WHAT YOU NEED TO DO »
All that is needed is a count of the lines in this data that contain the word "pernah".

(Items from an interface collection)

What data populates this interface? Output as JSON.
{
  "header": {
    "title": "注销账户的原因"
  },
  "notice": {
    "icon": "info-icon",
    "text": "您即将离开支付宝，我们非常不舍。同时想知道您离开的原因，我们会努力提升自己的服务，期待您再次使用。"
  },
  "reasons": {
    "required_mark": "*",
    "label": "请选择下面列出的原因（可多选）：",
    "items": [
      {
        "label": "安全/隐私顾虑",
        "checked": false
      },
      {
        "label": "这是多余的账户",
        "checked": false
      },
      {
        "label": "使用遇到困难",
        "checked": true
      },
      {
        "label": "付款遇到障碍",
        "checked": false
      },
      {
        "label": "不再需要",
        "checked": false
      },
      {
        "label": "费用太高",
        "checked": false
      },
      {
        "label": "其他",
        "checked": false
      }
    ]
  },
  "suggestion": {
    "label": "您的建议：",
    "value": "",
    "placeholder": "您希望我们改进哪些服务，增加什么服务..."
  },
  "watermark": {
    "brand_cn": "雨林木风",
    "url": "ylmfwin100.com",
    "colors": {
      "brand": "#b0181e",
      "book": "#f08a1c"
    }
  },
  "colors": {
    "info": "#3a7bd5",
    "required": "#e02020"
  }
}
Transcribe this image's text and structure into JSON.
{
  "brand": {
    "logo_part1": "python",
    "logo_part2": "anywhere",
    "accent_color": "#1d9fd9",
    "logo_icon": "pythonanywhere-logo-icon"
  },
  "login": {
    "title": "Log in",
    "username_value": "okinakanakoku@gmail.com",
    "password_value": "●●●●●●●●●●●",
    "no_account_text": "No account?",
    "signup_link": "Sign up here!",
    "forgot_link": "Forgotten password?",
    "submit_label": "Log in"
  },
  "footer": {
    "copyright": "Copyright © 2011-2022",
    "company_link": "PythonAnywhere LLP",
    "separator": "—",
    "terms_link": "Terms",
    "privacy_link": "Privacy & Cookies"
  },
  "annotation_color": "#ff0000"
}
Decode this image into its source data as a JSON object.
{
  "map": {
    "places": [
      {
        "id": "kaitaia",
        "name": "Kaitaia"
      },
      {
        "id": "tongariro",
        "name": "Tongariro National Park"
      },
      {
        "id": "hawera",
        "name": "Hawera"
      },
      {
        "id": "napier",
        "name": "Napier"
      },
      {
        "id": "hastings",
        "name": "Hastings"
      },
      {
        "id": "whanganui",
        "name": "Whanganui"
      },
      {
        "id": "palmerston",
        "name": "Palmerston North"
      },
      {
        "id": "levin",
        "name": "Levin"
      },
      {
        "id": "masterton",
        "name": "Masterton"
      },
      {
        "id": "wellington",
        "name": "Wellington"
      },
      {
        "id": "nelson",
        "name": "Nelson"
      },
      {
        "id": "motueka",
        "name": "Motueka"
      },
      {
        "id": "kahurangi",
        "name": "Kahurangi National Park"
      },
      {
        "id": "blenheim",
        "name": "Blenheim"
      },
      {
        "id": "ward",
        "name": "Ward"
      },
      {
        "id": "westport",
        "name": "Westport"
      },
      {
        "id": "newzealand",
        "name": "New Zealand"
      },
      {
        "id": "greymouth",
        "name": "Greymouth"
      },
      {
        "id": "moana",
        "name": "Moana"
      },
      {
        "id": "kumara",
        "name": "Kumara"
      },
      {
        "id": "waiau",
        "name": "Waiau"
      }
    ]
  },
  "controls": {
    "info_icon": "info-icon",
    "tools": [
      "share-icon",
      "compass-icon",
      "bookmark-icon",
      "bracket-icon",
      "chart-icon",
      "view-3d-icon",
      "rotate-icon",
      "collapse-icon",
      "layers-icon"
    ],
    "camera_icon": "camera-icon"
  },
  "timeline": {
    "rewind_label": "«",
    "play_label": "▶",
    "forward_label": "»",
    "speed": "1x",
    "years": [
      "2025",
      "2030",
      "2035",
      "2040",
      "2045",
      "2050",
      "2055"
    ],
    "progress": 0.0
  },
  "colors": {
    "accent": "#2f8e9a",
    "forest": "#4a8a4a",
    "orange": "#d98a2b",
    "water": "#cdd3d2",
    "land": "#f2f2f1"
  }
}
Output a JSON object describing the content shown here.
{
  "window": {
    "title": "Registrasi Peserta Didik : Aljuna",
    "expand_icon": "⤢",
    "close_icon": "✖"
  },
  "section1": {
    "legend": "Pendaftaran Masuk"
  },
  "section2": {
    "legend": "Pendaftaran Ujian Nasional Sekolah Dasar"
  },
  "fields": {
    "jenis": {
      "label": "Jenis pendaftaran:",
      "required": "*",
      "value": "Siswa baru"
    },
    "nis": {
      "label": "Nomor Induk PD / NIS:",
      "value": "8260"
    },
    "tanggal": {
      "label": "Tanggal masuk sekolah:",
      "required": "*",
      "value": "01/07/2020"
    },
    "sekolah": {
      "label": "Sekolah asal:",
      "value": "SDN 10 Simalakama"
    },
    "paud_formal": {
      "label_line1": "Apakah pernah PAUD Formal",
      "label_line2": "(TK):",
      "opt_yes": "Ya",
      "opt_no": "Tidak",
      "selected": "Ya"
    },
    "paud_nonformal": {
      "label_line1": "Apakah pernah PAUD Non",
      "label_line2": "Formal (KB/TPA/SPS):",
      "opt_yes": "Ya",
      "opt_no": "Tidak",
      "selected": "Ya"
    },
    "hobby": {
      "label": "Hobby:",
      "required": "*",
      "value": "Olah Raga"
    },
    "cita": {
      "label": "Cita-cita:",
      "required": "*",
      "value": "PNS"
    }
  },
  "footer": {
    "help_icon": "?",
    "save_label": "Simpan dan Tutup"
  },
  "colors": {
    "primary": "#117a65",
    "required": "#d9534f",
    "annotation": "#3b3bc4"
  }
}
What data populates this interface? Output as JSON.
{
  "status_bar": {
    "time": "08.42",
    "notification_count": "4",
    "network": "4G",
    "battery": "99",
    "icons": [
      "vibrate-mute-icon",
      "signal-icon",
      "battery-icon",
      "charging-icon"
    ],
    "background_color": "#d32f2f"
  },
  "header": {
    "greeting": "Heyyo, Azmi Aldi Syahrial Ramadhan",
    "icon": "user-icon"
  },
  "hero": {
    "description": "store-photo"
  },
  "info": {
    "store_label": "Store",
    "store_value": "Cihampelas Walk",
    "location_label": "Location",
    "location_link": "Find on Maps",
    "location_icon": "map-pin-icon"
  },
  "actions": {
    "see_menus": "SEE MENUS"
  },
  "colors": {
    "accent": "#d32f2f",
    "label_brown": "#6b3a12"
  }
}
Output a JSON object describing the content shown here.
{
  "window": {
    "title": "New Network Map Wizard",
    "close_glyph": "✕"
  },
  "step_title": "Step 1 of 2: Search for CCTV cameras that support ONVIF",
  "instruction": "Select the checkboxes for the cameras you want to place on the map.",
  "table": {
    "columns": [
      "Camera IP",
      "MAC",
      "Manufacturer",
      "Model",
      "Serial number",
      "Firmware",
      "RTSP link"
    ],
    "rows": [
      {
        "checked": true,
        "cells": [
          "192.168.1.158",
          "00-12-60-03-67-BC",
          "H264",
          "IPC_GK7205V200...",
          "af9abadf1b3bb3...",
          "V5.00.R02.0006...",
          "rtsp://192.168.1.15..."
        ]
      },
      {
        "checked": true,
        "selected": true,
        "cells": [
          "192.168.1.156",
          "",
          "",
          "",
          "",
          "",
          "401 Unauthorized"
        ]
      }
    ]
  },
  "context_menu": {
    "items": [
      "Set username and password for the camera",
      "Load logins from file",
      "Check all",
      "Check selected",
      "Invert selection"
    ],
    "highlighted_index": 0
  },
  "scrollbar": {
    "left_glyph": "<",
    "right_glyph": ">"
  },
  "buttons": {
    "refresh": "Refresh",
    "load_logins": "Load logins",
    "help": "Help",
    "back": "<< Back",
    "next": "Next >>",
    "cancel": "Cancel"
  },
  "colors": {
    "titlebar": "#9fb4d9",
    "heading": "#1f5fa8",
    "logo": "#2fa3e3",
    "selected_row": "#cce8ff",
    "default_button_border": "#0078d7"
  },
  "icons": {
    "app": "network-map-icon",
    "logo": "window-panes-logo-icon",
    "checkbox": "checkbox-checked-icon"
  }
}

RESULT OF THIS TASK »
2